Review Summary: Now THIS is a live album!!
The two-year span between 1975-1977 had seen KISS graduate from “just another hard rock band” to “kings of the night-time world”. A string of good-to-great albums and some clever marketing had allowed Simmons, Stanley, Criss and Frehley to enter every preteen boy’s heart and every teen girl’s panties. So by the time the heat started to dwindle, it seemed only natural to rekindle it with a live album that captured the band’s best phase. Hence ALive II
Now, like Alive!
(the first), this album is not devoid of controversy. Talk of overdubbing was once again present, but is not as relevant this time, for a simple reason: unlike its predecessor, Alive II
like a live album. It has that spark, that unbridled energy that the best live performances manage to retain even after they are encapsulated in a recorded format. As soon as the band comes bursting forward with a short and electric Detroit Rock City
, you know you’re in for a Rocket Ride
, pardon the pun.
And in fact, during the next hour or so, the group very rarely lets the enthusiasm drop below very high levels. Sure, not every song is a gem, but most of them manage to strike up enough excitement to warrant repeated listens. Witness how, for example, that heavy metal riff from Makin’ Love
becomes even heavier live (although the interpretation in this case lacks a little luster). Or notice how Christine Sixteen
comes out on top even though it doesn’t feature the recording’s catchy piano. Or see how Stanley and Simmons hold the crowd under their thumb with their confident swagger - when Simmons says ”if any of you girls wanna get themselves KISSed, meet us in the Ladies Room!”
, one can’t help but think they’re actually making such a proposition (which, by the way, is bound to be accepted by the gaggles of shrieking girls that seemingly make up the audience. Seriously, in two years, KISS went from a regular audience to the second coming of Beatles concerts!). Even the “exactly-like-it-is-on-the-record” Beth
has that ambiance, with the audience clapping and singing along. Not to mention, Peter Criss’ solo this time has clearly audible audience cheers behind it, unlike the version on *ahem* ”Alive!”
All in all, then, a pretty good live record, with quite a few standouts. As noted, Detroit Rock City
starts things off with a bang, only to be followed by the equally excellent King Of The Night Time World
. Further on, Christine
struts her stuff, while the Hard Luck Woman
follows a few steps behind. Finally, Tomorrow and Tonight
shows why it is probably one of the best songs in the KISS catalog. Meanwhile, Ace Frehley leaves his virtuosistic imprint on quite a few songs, more notably his own Shock Me
, where he manages to make a seamless transition from the song itself to the obligatory cöck-rock guitar solo, without it seeming tacked on at all. Shout It Out Loud
and Makin’ Love
among others, also benefit from his soloing talents.

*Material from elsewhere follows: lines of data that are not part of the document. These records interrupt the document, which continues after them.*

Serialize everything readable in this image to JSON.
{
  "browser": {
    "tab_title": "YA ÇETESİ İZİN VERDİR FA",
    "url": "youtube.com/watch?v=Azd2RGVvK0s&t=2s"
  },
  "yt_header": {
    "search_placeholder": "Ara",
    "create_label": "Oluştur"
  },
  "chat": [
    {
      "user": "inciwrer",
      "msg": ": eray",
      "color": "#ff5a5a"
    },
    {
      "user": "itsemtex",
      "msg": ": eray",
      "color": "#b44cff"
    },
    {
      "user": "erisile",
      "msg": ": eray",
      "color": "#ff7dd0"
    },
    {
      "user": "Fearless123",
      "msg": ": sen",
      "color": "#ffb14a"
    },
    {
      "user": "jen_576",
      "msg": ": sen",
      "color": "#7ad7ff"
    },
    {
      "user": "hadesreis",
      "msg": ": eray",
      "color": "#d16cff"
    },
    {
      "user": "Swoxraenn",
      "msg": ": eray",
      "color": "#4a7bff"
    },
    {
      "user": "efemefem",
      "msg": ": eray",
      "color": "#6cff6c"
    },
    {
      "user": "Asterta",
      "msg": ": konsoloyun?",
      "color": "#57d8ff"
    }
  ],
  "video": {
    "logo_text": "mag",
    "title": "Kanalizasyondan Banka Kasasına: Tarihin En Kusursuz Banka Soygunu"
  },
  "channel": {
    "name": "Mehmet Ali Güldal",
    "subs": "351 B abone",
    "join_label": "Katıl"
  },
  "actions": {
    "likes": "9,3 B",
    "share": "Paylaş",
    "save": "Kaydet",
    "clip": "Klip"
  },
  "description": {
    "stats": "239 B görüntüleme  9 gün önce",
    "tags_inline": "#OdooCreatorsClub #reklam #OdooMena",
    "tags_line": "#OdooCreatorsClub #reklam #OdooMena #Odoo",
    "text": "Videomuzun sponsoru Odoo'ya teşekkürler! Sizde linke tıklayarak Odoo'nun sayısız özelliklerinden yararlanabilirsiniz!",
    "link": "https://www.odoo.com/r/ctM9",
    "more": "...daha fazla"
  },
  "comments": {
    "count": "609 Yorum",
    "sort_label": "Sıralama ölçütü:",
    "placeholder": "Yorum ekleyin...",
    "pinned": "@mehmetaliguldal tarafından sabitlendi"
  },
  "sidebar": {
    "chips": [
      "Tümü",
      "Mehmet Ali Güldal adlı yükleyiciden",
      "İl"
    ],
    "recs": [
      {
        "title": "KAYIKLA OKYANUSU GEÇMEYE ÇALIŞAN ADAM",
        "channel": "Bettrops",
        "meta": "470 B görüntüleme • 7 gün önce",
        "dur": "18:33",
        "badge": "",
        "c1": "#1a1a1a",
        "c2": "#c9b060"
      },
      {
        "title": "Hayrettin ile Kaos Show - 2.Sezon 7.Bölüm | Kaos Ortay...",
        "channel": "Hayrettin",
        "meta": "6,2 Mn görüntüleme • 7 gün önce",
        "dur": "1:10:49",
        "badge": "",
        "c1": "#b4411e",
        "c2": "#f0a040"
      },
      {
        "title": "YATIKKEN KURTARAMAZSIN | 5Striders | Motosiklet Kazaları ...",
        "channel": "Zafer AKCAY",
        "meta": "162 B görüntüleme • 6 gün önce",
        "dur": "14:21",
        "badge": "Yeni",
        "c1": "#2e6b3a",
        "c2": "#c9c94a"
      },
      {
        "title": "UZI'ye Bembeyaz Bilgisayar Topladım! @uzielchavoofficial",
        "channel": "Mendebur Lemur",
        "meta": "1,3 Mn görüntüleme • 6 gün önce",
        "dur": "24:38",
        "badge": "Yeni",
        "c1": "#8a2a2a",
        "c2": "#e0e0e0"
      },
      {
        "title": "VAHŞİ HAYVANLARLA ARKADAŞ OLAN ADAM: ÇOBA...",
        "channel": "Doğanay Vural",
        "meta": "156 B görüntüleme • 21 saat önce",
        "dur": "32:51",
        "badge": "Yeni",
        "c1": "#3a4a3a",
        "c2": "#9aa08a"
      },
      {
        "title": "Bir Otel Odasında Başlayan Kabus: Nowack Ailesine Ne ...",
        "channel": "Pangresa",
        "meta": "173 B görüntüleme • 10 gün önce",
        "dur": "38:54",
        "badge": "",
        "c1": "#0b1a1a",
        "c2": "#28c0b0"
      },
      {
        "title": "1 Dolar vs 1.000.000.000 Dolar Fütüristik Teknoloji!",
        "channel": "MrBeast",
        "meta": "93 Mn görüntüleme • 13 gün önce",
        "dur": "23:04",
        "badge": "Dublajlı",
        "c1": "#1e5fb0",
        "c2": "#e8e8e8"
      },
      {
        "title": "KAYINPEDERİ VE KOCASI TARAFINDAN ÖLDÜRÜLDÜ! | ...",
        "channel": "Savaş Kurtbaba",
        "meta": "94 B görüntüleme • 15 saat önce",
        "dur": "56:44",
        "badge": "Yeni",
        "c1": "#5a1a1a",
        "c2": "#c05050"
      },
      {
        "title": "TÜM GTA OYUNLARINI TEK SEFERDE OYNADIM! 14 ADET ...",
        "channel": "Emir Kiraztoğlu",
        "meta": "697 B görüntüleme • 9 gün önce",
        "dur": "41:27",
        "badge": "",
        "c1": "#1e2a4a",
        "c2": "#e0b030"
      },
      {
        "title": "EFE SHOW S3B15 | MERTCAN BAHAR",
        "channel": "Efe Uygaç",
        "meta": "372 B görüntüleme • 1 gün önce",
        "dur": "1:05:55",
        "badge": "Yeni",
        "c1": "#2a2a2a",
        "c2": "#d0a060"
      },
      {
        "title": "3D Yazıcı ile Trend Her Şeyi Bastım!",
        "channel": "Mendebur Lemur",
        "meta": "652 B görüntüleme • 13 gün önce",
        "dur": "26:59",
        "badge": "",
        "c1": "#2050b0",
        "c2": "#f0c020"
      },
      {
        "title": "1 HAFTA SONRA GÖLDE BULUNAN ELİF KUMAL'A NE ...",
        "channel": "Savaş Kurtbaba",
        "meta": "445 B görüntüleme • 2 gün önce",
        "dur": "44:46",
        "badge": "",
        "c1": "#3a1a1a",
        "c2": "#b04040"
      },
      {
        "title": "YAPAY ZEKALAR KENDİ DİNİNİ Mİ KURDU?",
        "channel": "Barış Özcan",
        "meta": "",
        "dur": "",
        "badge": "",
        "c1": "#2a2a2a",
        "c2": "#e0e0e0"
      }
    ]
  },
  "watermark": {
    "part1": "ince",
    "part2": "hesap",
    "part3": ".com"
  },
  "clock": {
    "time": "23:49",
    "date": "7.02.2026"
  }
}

The problem then, is that the second half of the record doesn’t live up to the first. While far from bad, it just has fewer standouts. Not to mention God Of Thunder
is perhaps the only poor interpretation of the album. And what’s with the five tacked-on studio tracks at the end? While not bad, they just completely wreck the “live” vibe this album had managed to conjure up. What’s worse, they’re mostly none too great. The best of the bunch is probably Rocket Ride
, a Frehley composition which shows KISS ahead of their time – the track is driven by the type of lick used by re-emerging hard rock bands that want to show modernization and old age didn’t keep them from rockin’ in the 21st century…except KISS were already doing it in 1977!!
The remaining tracks have Bob Kulick on guitar – a by-product of Ace Frehley’s increasingly “I-don’t-care” attitude which would kickstart a relationship between the Kulick brothers and KISS, the main fruits of which would be bore in the 80’s. Of these, the only standout is Rockin’ In The USA
, a patriotic song where the chorus goes ”Rockin’ in the USA/there’s no place I’d rather stay”
. Some very funny lyrics serve this song, which highlights the high and weak points of countries like England – ”there wasn’t much to do”
and Japan – ”had much to eat”
. The three remaining tracks vary between the hopelessly uninteresting stomp Larger Than Life
, the piss-poor Beatles pastiche of Any Way You Want It
and the okay-ish All-American Man
A final bone of contention goes to the fact that KISS completely ignore the songs from the previous phase in their career. Not even Rock’n’Roll All Night
, a live staple, appears here! Still, none of this can keep Alive II
from being a great live album, and a huge step up in relation to its predecessor. With better source material, more energetic performances, and less studio tampering, only a few flaws keep this record from being even more iconic. But if you want to get a live KISS album, make sure it’s this one.
Detroit Rock City
Hard Luck Woman
Tomorrow and Tonight
Rockin’ in The USA